"Uhh, no, not to the extent,'' McNabb said when asked if he'd ever had a Cutler-like streak of picks. "But I mean I've had games where you just don't play as well as you expected or what you prepared to. Every quarterback goes through it. The thing about it is that you just have to have confidence that you're going to pull yourself up, that things are going to turn for the better, but I think with the group of guys that he has around him, everybody is trying to elevate their game to take a little bit of pressure off him and give him an opportunity to get things going.''

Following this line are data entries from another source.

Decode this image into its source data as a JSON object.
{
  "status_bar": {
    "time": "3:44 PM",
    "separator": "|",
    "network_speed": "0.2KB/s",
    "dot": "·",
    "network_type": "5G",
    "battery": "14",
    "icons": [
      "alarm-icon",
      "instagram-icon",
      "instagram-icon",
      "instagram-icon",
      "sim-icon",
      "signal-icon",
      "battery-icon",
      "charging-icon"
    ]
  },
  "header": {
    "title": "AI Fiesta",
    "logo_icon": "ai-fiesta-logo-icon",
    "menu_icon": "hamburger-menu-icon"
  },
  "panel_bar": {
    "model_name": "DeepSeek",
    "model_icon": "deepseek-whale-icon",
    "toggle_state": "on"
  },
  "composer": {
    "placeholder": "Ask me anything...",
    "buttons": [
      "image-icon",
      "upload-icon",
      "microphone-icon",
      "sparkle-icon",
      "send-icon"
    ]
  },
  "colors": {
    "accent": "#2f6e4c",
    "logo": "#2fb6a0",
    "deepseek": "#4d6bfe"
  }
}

McNabb has been his accurate self again this season. He's thrown four interceptions in 219 attempts as compared to Cutler's league-high 17 in 338 attempts. In the last three seasons, McNabb has 22 picks in 1,262 attempts.
"There's a lot of different things that go into it,'' McNabb said. "As far as Jay's play, he's an aggressive guy, he always has the confidence that he can get the ball into tight situations and giving guys opportunities to make plays. Sometimes that's costly for you, sometimes that's great for you. A lot of it could be decision making, some could be just poor judgment, and the list goes on, but I think overall you want your quarterback to be aggressive and play aggressive, to have the confidence that they can make every throw.''
McNabb said that quarterbacks have to be more cautious when they get to the red zone, knowing that a field goal will be a chip shot. But there is a fine line with remaining aggressive and needing to make a play to get in the end zone.
With the Bears pulling off the blockbuster trade for Cutler, now the McNabb-to-the-Bears stories can die, right?
"That'll never stop,'' McNabb said. "But Jay will be all right, he'll be fine, it's still a long season ahead of us and I look for good things happening in Philadelphia and I'm sure he's looking for the same thing in Chicago.''
McNabb was actually benched last season but no one expects Caleb Hanie to get the call to replace Cutler anytime soon, and Cutler said Wednesday he wouldn't have benched himself in San Francisco last week during his five-pick disaster.
"There's a lot of things that go into it,'' McNabb said. "Nobody wants to be benched. I'm sure you guys don't want to be pulled from writing your great articles, be on suspension for a week or two then you'll probably be outside kicking old papers and sitting on the bench drinking coffee and feeling like nobody loves you.''
The man who benched McNabb, coach Andy Reid, wasn't going to address the matter when asked what goes into the decision to sit your starting quarterback.
"Listen, I'm not going to go there,'' Reid said. "I know kind of the direction you are going here and I am not going to get into all of that. Go to the next question."